Q: A lot of women battling insomnia or anxiety rely on sleeping pills. They seem harmless enough, but are they really safe? And are the effects of sleep deprivation worse than the long-term use of sleeping pills?
Understanding the underlying physical, mental and social causes of sleep deprivation is important before asking your doctor to reach for a prescription pad. A short-term solution isn’t going to help if the underlying problem isn’t being addressed.
A lot of women in their 30s are concerned about sleep, but that’s only the beginning. Women in their 40s and 50s dealing with perimenopause often wrestle with sleep problems, and many people sleep less — and worse — as they age. So what constitutes “normal sleep” looks different at different stages of life.
If a woman comes into my office and says, “I work all day and then I have the kids and I’m dealing with email, and when I get into bed I can’t shut off my brain,” those are life circumstances that aren’t likely to change any time soon. So your coping skills have to. Meditation, mindfulness training, avoiding caffeine in the afternoon, finding time to exercise: These are things that will improve your quality and quantity of sleep in the long term.
When there’s a short-term issue with a patient — maybe she is working 14 hours a day to meet a deadline, or anxious from taking care of an ailing parent — I will often write a prescription. But sleeping pills need to be treated with respect. They shouldn’t be taken every night. They must be kept out of the reach of children. They can’t be mixed with a glass of wine. Remember what these pills are: a potentially addictive substance with side effects.
If you pop a pill every night, it will soon be difficult to sleep without it, and you’ll need a bigger dose to get the same effect. At higher doses, side effects like daytime sedation can kick in. Withdrawal can lead to anxiety, irritability, shaking, agitation or worsened sleep difficulties. Consuming alcohol while on sleeping pills can lead to confusion and severe drowsiness. And for older women, pills like these can be dangerous because they can throw you off balance, contributing to falls.
Bottom line: If your lack of sleep is so bad that you can’t function, the benefits of a sleeping pill for the short term outweigh the risks. But a rolling prescription cannot be a long-term strategy.

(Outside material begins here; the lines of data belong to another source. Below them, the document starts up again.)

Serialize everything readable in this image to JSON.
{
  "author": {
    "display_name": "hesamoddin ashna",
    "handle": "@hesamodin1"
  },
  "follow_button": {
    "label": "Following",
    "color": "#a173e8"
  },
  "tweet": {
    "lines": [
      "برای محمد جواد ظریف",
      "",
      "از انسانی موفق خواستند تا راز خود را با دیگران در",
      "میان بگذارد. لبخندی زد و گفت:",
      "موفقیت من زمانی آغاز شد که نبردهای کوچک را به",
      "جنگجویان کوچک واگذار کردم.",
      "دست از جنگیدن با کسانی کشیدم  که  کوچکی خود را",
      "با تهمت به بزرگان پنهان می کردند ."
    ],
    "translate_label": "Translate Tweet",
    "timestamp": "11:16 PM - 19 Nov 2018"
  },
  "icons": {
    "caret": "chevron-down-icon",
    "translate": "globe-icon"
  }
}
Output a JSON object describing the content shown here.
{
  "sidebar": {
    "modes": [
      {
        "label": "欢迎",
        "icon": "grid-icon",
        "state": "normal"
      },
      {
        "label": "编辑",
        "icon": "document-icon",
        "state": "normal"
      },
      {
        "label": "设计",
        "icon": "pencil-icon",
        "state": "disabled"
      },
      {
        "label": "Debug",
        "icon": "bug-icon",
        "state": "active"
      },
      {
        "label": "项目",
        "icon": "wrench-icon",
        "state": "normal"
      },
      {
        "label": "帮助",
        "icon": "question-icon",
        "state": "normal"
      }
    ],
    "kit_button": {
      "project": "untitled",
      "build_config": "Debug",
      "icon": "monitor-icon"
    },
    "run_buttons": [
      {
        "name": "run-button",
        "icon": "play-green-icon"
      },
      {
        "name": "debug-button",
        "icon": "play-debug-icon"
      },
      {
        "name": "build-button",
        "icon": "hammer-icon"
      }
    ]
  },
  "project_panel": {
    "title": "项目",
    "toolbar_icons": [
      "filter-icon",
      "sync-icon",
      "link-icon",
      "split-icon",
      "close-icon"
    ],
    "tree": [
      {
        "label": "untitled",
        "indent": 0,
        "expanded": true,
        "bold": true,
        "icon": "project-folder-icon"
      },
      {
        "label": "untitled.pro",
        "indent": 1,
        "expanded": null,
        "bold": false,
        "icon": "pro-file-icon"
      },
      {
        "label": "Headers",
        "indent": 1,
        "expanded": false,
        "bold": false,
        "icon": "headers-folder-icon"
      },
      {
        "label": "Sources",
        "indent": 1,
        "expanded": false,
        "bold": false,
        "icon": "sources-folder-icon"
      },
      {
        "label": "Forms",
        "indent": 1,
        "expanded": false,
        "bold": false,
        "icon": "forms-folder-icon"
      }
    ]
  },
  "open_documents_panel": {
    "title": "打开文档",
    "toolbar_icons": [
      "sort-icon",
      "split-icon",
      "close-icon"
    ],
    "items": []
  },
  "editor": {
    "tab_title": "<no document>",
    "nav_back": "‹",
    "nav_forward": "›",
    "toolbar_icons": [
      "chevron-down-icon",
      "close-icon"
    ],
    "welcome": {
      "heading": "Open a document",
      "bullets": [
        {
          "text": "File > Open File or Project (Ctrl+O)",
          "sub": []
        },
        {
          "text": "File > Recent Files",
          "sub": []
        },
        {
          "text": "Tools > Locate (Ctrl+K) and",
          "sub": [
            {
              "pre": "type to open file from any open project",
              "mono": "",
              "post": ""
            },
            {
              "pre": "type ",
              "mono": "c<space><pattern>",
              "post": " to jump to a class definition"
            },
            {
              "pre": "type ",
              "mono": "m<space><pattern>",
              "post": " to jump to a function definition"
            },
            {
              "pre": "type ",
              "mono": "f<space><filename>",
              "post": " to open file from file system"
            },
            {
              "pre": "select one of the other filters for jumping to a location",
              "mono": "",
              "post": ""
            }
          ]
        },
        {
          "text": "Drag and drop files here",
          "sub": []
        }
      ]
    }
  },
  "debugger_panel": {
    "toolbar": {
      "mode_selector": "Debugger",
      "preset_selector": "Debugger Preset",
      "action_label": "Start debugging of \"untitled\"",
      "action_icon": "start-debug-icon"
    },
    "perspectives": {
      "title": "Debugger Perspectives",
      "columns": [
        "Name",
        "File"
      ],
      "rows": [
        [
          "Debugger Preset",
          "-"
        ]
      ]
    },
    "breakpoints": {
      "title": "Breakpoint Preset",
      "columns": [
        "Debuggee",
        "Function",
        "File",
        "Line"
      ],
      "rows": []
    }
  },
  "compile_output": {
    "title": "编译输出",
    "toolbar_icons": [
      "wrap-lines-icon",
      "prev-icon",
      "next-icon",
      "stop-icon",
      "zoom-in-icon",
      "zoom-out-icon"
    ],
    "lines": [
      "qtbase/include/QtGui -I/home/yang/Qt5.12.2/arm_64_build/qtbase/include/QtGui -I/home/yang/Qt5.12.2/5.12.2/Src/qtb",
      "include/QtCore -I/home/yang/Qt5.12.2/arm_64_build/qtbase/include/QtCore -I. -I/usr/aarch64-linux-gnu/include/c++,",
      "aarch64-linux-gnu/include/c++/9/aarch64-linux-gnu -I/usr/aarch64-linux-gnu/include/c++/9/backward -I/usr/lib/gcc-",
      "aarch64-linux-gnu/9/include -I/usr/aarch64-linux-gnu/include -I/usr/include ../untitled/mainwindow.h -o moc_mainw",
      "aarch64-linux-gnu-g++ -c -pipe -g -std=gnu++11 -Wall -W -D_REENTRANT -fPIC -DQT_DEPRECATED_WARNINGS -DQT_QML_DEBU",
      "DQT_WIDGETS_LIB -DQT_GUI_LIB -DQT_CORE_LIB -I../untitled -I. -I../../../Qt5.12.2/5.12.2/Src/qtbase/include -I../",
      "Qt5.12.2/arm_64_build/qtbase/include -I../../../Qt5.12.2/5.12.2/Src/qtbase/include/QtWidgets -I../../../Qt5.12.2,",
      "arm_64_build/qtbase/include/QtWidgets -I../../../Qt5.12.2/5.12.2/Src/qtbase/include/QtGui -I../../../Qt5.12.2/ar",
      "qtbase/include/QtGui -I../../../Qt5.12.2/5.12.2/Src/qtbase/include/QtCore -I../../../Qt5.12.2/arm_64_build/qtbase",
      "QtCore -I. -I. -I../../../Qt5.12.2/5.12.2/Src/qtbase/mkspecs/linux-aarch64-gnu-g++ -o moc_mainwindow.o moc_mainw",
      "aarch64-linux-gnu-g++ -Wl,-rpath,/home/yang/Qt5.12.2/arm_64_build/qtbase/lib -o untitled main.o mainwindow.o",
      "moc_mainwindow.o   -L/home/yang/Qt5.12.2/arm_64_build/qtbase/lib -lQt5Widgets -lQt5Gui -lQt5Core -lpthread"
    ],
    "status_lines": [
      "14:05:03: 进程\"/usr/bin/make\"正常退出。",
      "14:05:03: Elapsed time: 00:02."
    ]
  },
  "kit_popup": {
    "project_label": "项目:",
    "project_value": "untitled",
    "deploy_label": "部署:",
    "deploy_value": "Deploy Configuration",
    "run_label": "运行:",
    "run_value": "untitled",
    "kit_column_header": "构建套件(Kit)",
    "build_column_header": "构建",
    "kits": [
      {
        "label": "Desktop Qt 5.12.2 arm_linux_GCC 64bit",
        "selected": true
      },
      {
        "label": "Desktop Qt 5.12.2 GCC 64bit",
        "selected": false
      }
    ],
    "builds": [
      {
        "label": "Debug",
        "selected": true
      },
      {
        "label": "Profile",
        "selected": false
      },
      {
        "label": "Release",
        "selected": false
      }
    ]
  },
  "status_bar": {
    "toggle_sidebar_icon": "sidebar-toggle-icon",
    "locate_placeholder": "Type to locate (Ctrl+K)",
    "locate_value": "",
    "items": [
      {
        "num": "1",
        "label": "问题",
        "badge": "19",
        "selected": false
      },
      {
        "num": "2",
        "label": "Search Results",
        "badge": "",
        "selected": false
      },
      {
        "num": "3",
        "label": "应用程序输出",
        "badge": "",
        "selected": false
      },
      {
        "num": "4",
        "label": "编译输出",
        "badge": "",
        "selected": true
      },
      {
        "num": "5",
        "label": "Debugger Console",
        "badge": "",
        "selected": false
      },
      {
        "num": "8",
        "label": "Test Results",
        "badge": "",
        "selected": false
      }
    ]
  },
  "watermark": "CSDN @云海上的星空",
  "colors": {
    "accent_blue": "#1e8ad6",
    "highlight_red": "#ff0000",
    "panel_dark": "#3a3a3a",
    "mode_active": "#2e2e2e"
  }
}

Dr. Danielle Martin is a family physician and vice-president, medical affairs and health system solutions, at Women’s College Hospital in Toronto.